I assembled for my grade 12 Computer Engineering final project. The goal was to fabricate any circuit that used a 555 timer IC chip. I liked the way LED cubes looked and perhaps the challenge of it too, so I went with arguably the most complex one. Making homemade/DIY PCBs had its pros and cons.
Pros: quite a bit of learning from it, more hands-on, pretty affordable
Cons: copper clad boards could burn easily, takes time and some tools
As previously mentioned, the copper clad boards burn pretty easily, so that combined with the thin layer of copper which would oxidize kind of easily caused a lot of the copper to come off. Hence, the less than hobbyist and far from professional soldering seen in the later photos. I recommend using a 45W soldering iron since 60W (the one I used) was likely too hot at times. Another problem I encountered was that the diagram I'd followed didn't ground the circuit completely so it ended up not working once it'd been all soldered. The 555 chips used when the pin 11 of the 4020 wasn't grounded all got fried and became unusable.
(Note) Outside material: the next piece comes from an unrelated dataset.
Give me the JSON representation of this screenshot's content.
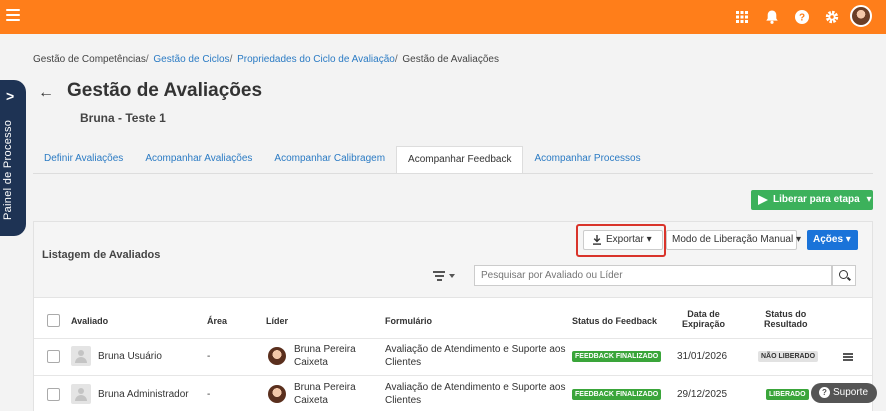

But rest assured, this one works well even after three years of it being made.
Step 1: Bill of Materials (BOM)
- 5 x 7 cm One-sided Copper Clad Board
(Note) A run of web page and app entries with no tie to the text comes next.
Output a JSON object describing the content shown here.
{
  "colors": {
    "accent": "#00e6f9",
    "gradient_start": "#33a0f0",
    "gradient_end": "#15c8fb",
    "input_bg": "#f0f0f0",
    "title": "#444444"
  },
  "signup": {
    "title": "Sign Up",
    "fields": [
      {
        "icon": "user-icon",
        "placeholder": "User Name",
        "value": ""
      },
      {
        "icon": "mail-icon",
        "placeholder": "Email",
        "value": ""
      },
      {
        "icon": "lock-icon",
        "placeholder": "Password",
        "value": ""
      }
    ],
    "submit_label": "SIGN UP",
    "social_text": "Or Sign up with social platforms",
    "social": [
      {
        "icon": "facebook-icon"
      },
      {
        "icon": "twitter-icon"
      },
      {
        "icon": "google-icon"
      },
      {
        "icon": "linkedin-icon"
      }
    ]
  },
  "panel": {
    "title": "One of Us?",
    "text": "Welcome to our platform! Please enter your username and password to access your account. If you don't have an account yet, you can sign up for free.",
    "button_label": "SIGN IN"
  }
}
- Transparency Paper
- 3mm LEDs (x27) ~ (can be any color)
- Female DC Barrel Jack
- Heat Shrink Tubing
- 16 DIP IC Socket
- 8 DIP IC Socket
- 555 Timer IC
- CD4020 Binary Counter IC
- Thin Sharpie Pen
- 33k Ω 1/4W Resistor
- 10μF 25V Electrolytic Capacitor
- Steel Wool
- Ferric Chloride
- Needle Nose Pliers
- 12V battery or 12 Power Supply rated for 2A+
- 45W Soldering Iron (higher power rating may be used but burning the board will be more likely)
- Lead Free or Lead Solder
- Rosin Flux Paste
Step 2: Creating the Circuit Diagram
Although Fritzing has been not seen updates to their program since 2016, the latest release is sufficient in us making our PCB file.
The design was based on this link: 3x3x3 Cube using 555 Timer. The 555 chip wasn't grounded properly so I added the fixed image as the first photo. The second image is the real circuit used to get the cube working nicely. The other two photos at the end are just sample photos of how the circuit may look like on Fritzing.
Step 3: After Removing the Excess Copper
After removing the copper off of the copper clad board, the PCB should look roughly like this. Now we have to remove the sharpie/ink from the copper of our main circuit. We'll be using some light steel wool since sandpaper would be a bit rough. Once that is done, carefully use an x-acto knife to cut any bridged connections which are out of the ordinary and not following the proposed circuit diagram.